Uma Devi is just as bad at dealing with people on a personal level and the thugs who attacked her father were actually sent by Ranganayakulu (Kaikala Satyanarayana) after Uma Devi turned down a marriage proposal from his son (Sharat Saxena).  Ranganayakulu and his son are the main villains of the piece and while their response to a marriage refusal may seem a little over the top, to be fair Uma Devi is annoying enough that wiping her from the face of the planet doesn’t seem all that unreasonable.

Gharana MoguduGharana MoguduGharana MoguduGharana Mogudu

Uma Devi’s plan to marry Raju also disrupts the course of true love as Raju and Bhavani embark on an office romance after they meet each other on the way to work. A bicycle ride in the rain leads to this excellent song, with Vani Viswanath keeping up with Chiranjeevi in the dance stakes despite his tendency to attack her with a bicycle – I really did want Bhavanai to dispose of Uma Devi and run away with Raju after this song!

Sadly Bhavani is much too sweet to be a murderer, so Uma Devi goes ahead with her plan and Raju ends up moving into Bapineedu’s massive mansion with his new bride.  The house is incredible, with statuary everywhere and a huge central imposing staircase, but none of that fazes Raju who continues to work on the shop floor and fight for workers’ rights.

Gharana MoguduGharana Mogudu

Now at this point you might think that Raju’s morals and basic decency might start to have an effect on Uma Devi and make her realise the error of her ways, but she’s still just as unpleasant as ever and it takes a drunken night and a lungi dance before she even begins to appear remotely bearable.  Before then there are plenty of great confrontations between Uma Devi and Raju, shifty scheming from Ranganayakulu and Uma Devi’s manager Sarangapani (Ahuti Prasad) and plenty of those fantastic costumes to enjoy.

Chiru is dashing and very much the mega star as he mixes romance, compassion, ethical principles and his stance on workers’ rights with great dancing and action sequences.  Pretty much everything gets mixed into the film and Chiranjeevi really is awesome no matter what he is doing! Nagma is delightfully vile and holds her own against Chiru keeping the focus of the film on Uma Devi and her machinations, while the plots of Ranganayakulu etc are totally overshadowed by her stormy relationship with Raju. She’s almost the classic Disney villainess and it seems obligatory to boo and hiss whenever she appears and naturally cheer for Chiranjeevi and Bhavani. Yes, even when watching on DVD in the comfort of your own living room.
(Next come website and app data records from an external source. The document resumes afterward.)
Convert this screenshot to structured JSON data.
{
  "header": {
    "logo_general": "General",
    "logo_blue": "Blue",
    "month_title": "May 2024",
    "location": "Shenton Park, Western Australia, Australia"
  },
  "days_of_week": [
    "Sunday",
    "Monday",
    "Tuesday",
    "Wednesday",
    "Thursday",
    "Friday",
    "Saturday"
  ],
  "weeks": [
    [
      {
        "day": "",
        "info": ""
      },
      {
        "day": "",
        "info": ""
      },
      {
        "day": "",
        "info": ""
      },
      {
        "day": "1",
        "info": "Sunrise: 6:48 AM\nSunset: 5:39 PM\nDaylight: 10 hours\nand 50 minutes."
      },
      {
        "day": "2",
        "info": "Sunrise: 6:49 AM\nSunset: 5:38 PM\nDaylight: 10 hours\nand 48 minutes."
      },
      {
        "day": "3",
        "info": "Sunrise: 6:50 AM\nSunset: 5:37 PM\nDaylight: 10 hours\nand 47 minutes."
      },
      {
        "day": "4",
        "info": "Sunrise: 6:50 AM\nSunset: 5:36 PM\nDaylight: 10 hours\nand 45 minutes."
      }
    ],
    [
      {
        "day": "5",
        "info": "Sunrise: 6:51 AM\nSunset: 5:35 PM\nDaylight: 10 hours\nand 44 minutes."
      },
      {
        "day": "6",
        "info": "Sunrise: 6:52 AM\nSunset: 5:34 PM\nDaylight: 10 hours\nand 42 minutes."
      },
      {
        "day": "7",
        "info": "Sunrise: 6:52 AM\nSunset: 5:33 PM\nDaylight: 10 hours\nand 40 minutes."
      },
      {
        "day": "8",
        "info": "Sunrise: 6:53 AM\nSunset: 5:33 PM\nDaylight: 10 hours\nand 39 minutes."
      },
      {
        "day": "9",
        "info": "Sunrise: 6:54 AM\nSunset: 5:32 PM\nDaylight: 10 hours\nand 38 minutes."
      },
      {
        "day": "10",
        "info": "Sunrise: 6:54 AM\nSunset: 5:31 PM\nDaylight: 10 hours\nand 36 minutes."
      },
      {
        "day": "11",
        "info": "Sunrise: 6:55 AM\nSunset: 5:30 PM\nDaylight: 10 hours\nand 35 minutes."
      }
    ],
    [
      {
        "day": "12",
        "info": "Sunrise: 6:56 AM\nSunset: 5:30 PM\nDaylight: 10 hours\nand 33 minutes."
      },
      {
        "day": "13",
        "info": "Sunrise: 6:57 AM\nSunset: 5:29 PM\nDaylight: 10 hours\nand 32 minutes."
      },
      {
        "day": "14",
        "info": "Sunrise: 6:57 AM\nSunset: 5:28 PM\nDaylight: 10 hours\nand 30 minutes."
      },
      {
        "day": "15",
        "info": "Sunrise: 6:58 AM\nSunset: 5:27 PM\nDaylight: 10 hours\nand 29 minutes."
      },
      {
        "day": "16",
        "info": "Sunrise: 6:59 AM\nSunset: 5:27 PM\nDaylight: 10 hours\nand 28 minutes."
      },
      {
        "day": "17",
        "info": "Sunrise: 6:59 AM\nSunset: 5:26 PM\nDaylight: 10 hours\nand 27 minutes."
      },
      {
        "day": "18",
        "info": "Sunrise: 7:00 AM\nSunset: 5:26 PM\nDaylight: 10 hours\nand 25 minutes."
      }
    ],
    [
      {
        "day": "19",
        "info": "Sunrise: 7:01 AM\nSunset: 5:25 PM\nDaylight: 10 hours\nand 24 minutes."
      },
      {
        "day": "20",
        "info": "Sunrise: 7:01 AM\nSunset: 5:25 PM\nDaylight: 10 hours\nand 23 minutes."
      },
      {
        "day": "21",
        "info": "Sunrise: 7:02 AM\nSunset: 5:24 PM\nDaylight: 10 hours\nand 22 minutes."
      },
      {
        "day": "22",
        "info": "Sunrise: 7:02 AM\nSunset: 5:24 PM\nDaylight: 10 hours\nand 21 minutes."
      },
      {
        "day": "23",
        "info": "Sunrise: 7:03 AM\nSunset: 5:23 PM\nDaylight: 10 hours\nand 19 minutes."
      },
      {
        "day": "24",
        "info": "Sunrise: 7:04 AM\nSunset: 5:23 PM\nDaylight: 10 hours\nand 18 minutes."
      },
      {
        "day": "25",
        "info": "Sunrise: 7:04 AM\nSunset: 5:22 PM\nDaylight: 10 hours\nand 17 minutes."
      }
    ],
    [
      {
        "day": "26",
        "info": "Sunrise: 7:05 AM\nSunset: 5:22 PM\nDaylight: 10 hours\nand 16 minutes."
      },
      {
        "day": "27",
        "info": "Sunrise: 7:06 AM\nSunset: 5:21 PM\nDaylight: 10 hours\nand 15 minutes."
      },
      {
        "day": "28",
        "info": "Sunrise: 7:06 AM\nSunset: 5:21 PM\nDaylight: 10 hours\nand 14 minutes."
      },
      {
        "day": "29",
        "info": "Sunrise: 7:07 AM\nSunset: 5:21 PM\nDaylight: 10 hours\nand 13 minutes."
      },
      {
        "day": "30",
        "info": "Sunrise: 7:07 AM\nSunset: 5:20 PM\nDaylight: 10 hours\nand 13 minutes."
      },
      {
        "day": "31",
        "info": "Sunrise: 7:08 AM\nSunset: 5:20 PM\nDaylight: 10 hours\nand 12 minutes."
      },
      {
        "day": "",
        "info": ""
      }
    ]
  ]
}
Along with all the drama there is room for some comedy too – Brahmi pops up but unfortunately makes little impression without the benefit of subtitles.  However the rest of the humour is based on interactions between Raju and the other characters, and being more situational comes across better. It’s a true masala film and although the plot is ridiculous and the characterisations over the top, Gharana Mogudu is still completely entertaining.  Excellent performances, great songs and plenty of Megastar style make this definitely one to watch. 4 stars.

Chiranjeevi